As the Coronavirus pandemic stretches on and more and more people test positive, more and more people are quietly expressing skepticism.
We are given daily reports by the provincial health officer and others but are we really being informed?
We are told that modelling projections point to as many as 1,000 people a day could test positive in the near future. But what is that informing us about? Is it just that that tests are being done and many are positive? Hundreds of people are placed in self- quarantine, and a small number are hospitalized each week. Sometimes we have large positive testing numbers but no increase in hospitalizations. Then also, the daily figures include people who have not actually tested but have been in contact with people who tested positive and are added to the daily totals.
A lot of people are not buying into the gravity of the situation. What they see day to day does not appear as threatening as it’s made out to be.
There is confusion, or some would say, misdirection about the fatality numbers. It’s largely older people, and many of them with underlying health issues topping the fatality lists. Did they die from the virus or did it exacerbate existing conditions? Is there a real number?
That brings up a really large question – the thousands self-quarantining – are they really sick or are they just taken out of circulation to stop the spread of the virus?
We’ve had serious pandemics in the past without total shutdowns. And with some of those, the death rate has been higher. It begs the question, are we going overboard? Would it be a simple matter for the public to suffer the virus for few days and get over it, all-the-while developing antibodies? In the near future, a vaccine should prevent further spread among the masses.

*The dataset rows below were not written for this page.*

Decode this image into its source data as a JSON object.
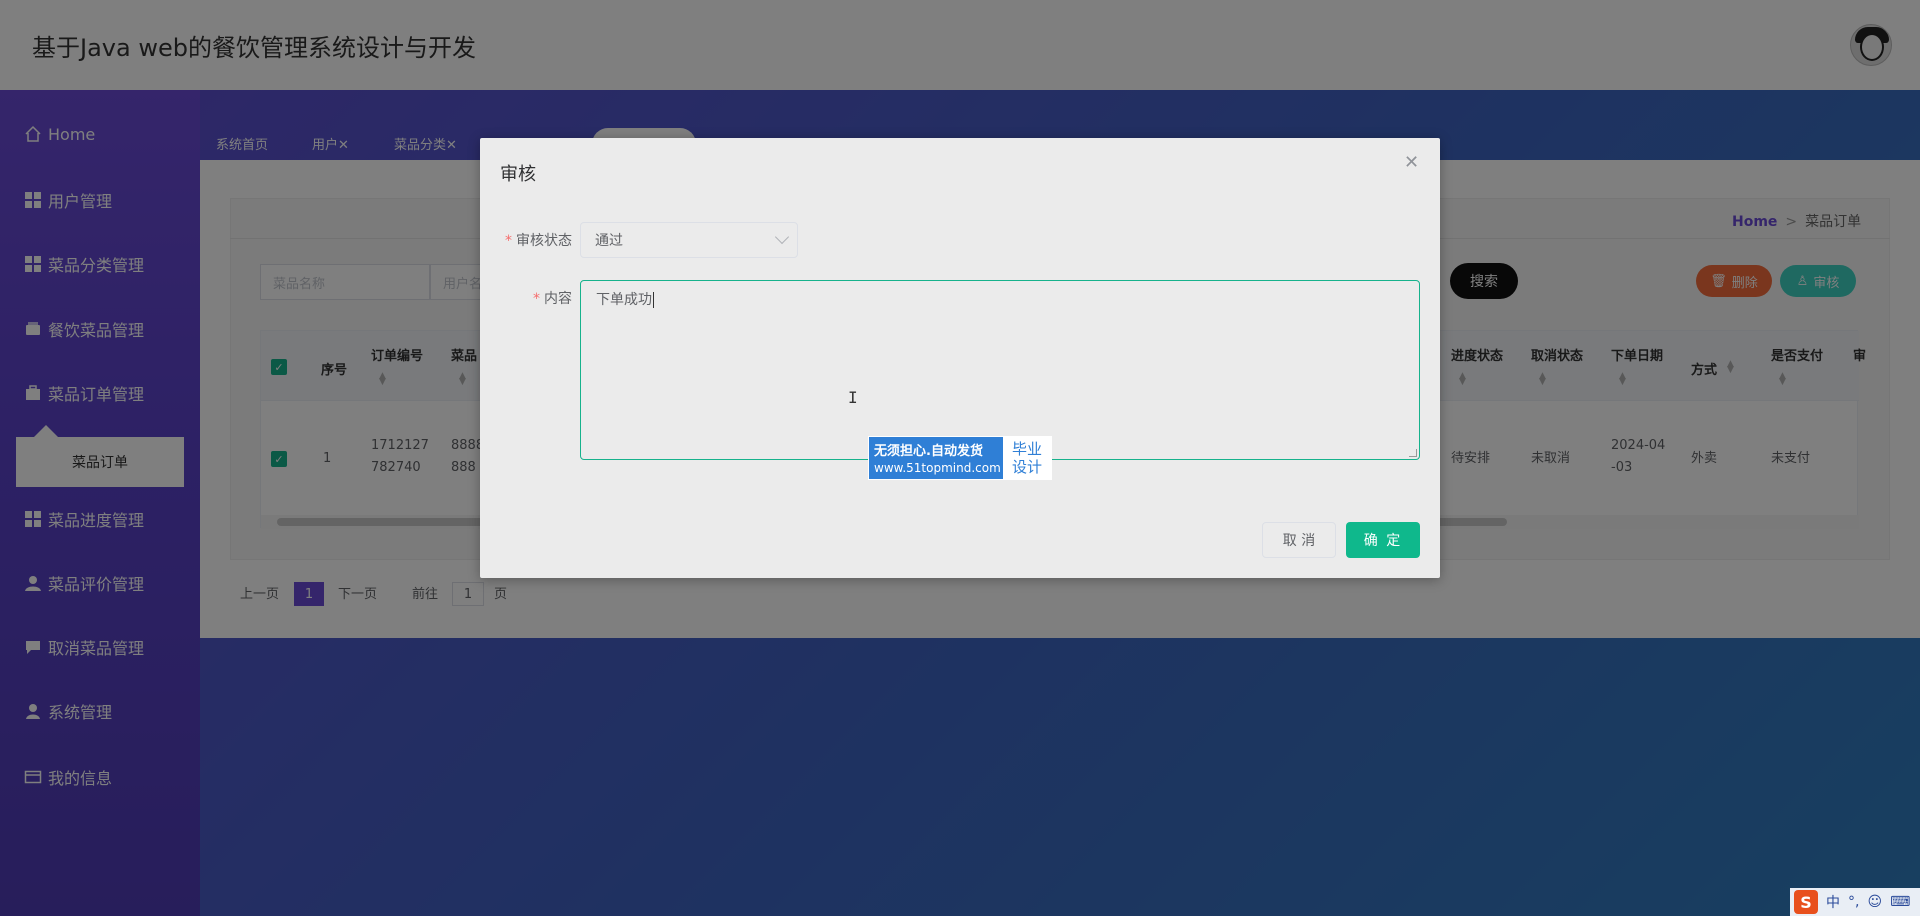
{
  "app": {
    "title": "基于Java web的餐饮管理系统设计与开发"
  },
  "sidebar": {
    "items": [
      {
        "label": "Home",
        "icon": "home-icon"
      },
      {
        "label": "用户管理",
        "icon": "grid-icon"
      },
      {
        "label": "菜品分类管理",
        "icon": "grid-icon"
      },
      {
        "label": "餐饮菜品管理",
        "icon": "wallet-icon"
      },
      {
        "label": "菜品订单管理",
        "icon": "briefcase-icon"
      },
      {
        "label": "菜品进度管理",
        "icon": "grid-icon"
      },
      {
        "label": "菜品评价管理",
        "icon": "user-icon"
      },
      {
        "label": "取消菜品管理",
        "icon": "chat-icon"
      },
      {
        "label": "系统管理",
        "icon": "user-icon"
      },
      {
        "label": "我的信息",
        "icon": "card-icon"
      }
    ],
    "submenu_label": "菜品订单"
  },
  "tabs": [
    "系统首页",
    "用户✕",
    "菜品分类✕"
  ],
  "breadcrumb": {
    "home": "Home",
    "separator": ">",
    "current": "菜品订单"
  },
  "search": {
    "name_placeholder": "菜品名称",
    "user_placeholder": "用户名",
    "search_label": "搜索"
  },
  "actions": {
    "delete_label": "删除",
    "audit_label": "审核"
  },
  "table": {
    "headers": [
      "序号",
      "订单编号",
      "菜品",
      "进度状态",
      "取消状态",
      "下单日期",
      "方式",
      "是否支付",
      "审"
    ],
    "row": {
      "index": "1",
      "order_no_1": "1712127",
      "order_no_2": "782740",
      "dish_1": "8888",
      "dish_2": "888",
      "progress": "待安排",
      "cancel": "未取消",
      "date_1": "2024-04",
      "date_2": "-03",
      "method": "外卖",
      "paid": "未支付"
    }
  },
  "pager": {
    "prev": "上一页",
    "current": "1",
    "next": "下一页",
    "goto": "前往",
    "goto_value": "1",
    "page_unit": "页"
  },
  "dialog": {
    "title": "审核",
    "status_label": "审核状态",
    "status_value": "通过",
    "content_label": "内容",
    "content_value": "下单成功",
    "cancel_label": "取 消",
    "ok_label": "确 定"
  },
  "watermark": {
    "line1": "无须担心.自动发货",
    "line2": "www.51topmind.com",
    "right1": "毕业",
    "right2": "设计"
  },
  "ime": {
    "logo": "S",
    "lang": "中",
    "punct": "°,",
    "emoji": "☺",
    "keyboard": "⌨"
  },
  "colors": {
    "accent": "#6a4bd6",
    "confirm": "#0fb88c",
    "delete": "#f56c3c",
    "audit": "#3fd3c3"
  }
}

In the meantime, many British Columbians are not getting the health care they have become accustomed to. No longer can they visit their doctors’ offices and get personal interaction. It’s become health care by telephone, and if more is required patients are advised to check into the emergency department at the hospital.It takes a couple of weeks to get a phone-back appointment. Many issues requiring hospital care, including surgeries, are on hold.
Mental health practitioners are concerned about the impact of regulations on people. And the forecast of even greater spread, accompanied by more restrictions, will make things worse. Seniors, especially, feel the result of the shutdowns, not being able to get visits from family and friends.
The economic shutdowns and special regulations are having a major impact on our lives. The Canadian Federation of Independent Business estimates that 160,000 to 225,000 small businesses may permanently close due to declining revenue caused by the coronavirus and the ensuing lockdowns, only adding to the personal impact.
As there is no magic cure for the virus, there is also no magic solution for business. The CFIB is calling for improved federal monetary support, but keep in mind it’s not magic money, it has to be repaid in some fashion or other.
That makes you even more grateful for the fine line that Provincial Health Officer Dr. Bonnie Henry walks.